===== Given data
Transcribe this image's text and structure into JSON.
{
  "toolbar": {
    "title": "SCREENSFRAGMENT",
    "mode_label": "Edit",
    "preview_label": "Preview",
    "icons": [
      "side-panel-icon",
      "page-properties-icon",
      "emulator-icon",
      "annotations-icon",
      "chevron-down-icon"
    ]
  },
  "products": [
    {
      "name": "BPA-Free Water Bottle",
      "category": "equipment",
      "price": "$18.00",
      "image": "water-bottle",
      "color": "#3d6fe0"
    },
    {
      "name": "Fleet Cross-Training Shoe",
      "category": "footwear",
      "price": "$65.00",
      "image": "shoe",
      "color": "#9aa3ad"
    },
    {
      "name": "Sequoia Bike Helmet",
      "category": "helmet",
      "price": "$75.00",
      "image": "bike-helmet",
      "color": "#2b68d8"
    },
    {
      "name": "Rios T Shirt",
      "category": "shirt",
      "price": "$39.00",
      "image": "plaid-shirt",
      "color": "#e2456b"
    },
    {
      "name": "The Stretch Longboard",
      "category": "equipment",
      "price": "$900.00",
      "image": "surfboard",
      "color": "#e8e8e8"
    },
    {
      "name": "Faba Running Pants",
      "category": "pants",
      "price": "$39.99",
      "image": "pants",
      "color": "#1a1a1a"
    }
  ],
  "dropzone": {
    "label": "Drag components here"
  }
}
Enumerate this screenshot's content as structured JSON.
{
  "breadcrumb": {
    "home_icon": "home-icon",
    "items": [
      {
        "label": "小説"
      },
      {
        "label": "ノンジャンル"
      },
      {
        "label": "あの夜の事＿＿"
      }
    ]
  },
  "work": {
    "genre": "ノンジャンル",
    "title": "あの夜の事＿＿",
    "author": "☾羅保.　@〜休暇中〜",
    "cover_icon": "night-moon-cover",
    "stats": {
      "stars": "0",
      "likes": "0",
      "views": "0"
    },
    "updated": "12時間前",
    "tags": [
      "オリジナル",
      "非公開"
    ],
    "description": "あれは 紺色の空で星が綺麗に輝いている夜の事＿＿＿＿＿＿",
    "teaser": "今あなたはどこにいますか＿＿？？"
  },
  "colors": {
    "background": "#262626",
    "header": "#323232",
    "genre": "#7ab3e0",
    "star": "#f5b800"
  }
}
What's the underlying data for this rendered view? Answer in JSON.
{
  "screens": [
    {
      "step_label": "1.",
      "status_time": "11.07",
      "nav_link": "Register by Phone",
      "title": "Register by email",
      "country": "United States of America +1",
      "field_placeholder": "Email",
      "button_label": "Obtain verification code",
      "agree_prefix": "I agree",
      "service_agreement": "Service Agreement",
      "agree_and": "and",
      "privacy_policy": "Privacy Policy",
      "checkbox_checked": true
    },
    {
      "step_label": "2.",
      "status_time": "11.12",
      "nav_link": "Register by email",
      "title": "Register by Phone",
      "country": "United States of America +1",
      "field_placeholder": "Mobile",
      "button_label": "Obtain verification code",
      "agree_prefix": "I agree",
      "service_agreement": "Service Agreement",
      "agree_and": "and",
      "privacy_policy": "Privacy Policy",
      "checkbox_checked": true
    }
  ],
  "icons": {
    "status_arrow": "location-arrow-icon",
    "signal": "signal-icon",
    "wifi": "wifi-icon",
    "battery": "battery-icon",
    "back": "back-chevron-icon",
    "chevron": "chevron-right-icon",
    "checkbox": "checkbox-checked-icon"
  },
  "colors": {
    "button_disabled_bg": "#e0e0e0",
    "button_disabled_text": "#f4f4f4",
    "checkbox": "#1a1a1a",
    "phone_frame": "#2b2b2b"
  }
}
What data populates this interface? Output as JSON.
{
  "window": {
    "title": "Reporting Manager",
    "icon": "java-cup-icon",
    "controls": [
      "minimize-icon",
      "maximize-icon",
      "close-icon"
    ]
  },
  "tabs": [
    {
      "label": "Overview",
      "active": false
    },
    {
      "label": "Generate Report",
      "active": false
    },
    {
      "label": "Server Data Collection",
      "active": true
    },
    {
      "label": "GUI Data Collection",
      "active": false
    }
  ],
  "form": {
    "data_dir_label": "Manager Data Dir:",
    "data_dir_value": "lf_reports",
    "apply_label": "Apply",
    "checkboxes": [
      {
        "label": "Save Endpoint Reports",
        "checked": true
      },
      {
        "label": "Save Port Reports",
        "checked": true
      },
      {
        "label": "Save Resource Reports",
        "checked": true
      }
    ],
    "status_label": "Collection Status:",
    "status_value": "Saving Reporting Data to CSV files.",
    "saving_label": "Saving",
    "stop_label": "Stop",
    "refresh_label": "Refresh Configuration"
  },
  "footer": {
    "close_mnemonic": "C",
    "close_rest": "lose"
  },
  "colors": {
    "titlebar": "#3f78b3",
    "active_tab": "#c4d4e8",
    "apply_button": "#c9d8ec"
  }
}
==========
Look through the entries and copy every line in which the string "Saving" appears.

- **Written answer**:
    "status_value": "Saving Reporting Data to CSV files.",
    "saving_label": "Saving",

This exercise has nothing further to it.